The Securities and Exchange Commission will target disclosures of fees and expenses to retail investors as well conflicts of interest in its 2019 examinations of investment advisers and brokers, the agency said Thursday.
The SEC's Office of Compliance Inspections and Examinations said in its annual examination priorities document that protection of ordinary investors, especially seniors and those saving for retirement, was paramount.
"Every dollar an investor pays in fees and expenses is a dollar not invested," the document said. "It is critically important that investors are provided with proper disclosures of the fees and expense they pay for products and services and that financial professionals accurately calculate and charge fees in accordance with these disclosures. For these examinations, OCIE will select firms with practices or business models that may create increased risks of inadequately disclosed fees, expense or other charges."
The SEC will zero in on advisers who recommend high-fee share classes as well as those who participate in wrap fee programs that combine advisory and brokerage services.
Beyond retail investor protection, other themes of the SEC exam priorities are critical market infrastructure; the Financial Industry Regulatory Authority Inc. and the Municipal Securities Rulemaking Board; digital assets; cybersecurity and anti-money laundering.
"As these examination priorities show, OCIE will maintain its focus on critical market infrastructure and Main Street investors in 2019," SEC Chairman Jay Clayton said in a statement.
The document stresses that investment advisers must adhere to fiduciary duty and act in the best interests of their clients. The SEC will probe potential adviser conflicts, including the use of affiliated service providers and products, securities-backed and non-purpose loans and lines of credit and borrowing funds from clients. It also will review advisers' practices for portfolio management and making trading recommendations to clients.
The SEC will examine how investment advisers and broker-dealers interact with senior clients and those saving for retirement. There will be an emphasis on the ability of firms to identify senior financial exploitation.
Risks associated with mutual funds and exchange traded funds also will be a priority for the SEC, with exams targeting index funds that track bespoke indexes and ETFs with little secondary market trading and other risk characteristics.
Another SEC priority will be to ensure that broker-dealers that hold customer funds safeguard and accurately report the assets.

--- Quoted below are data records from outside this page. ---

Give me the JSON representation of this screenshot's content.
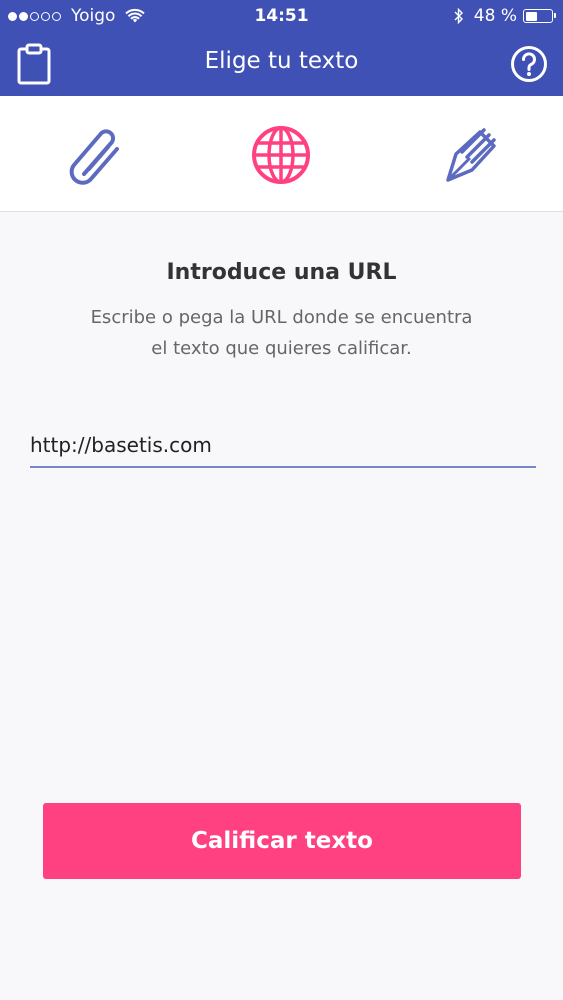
{
  "status_bar": {
    "carrier": "Yoigo",
    "time": "14:51",
    "battery_percent_label": "48 %",
    "battery_level": 0.48,
    "signal_bars_filled": 2,
    "signal_bars_total": 5,
    "icons": [
      "wifi-icon",
      "bluetooth-icon",
      "battery-icon"
    ]
  },
  "header": {
    "title": "Elige tu texto",
    "left_icon": "clipboard-icon",
    "right_icon": "help-icon"
  },
  "source_tabs": {
    "items": [
      {
        "icon": "paperclip-icon",
        "active": false
      },
      {
        "icon": "globe-icon",
        "active": true
      },
      {
        "icon": "pen-nib-icon",
        "active": false
      }
    ],
    "active_color": "#ff4081",
    "inactive_color": "#5c6bc0"
  },
  "content": {
    "title": "Introduce una URL",
    "description_line1": "Escribe o pega la URL donde se encuentra",
    "description_line2": "el texto que quieres calificar.",
    "url_value": "http://basetis.com"
  },
  "actions": {
    "submit_label": "Calificar texto"
  },
  "colors": {
    "primary": "#3f51b5",
    "accent": "#ff4081",
    "background": "#f8f8fb"
  }
}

In fiscal 2018, the SEC conducted 3,150 examinations, a 10% increase over fiscal 2017. It examined approximately 17% of registered investment advisers in fiscal 2018, compared to 15% in fiscal 2017. The SEC oversees approximately 13,200 investment advisers and, with Finra's help, 3,800 broker-dealers.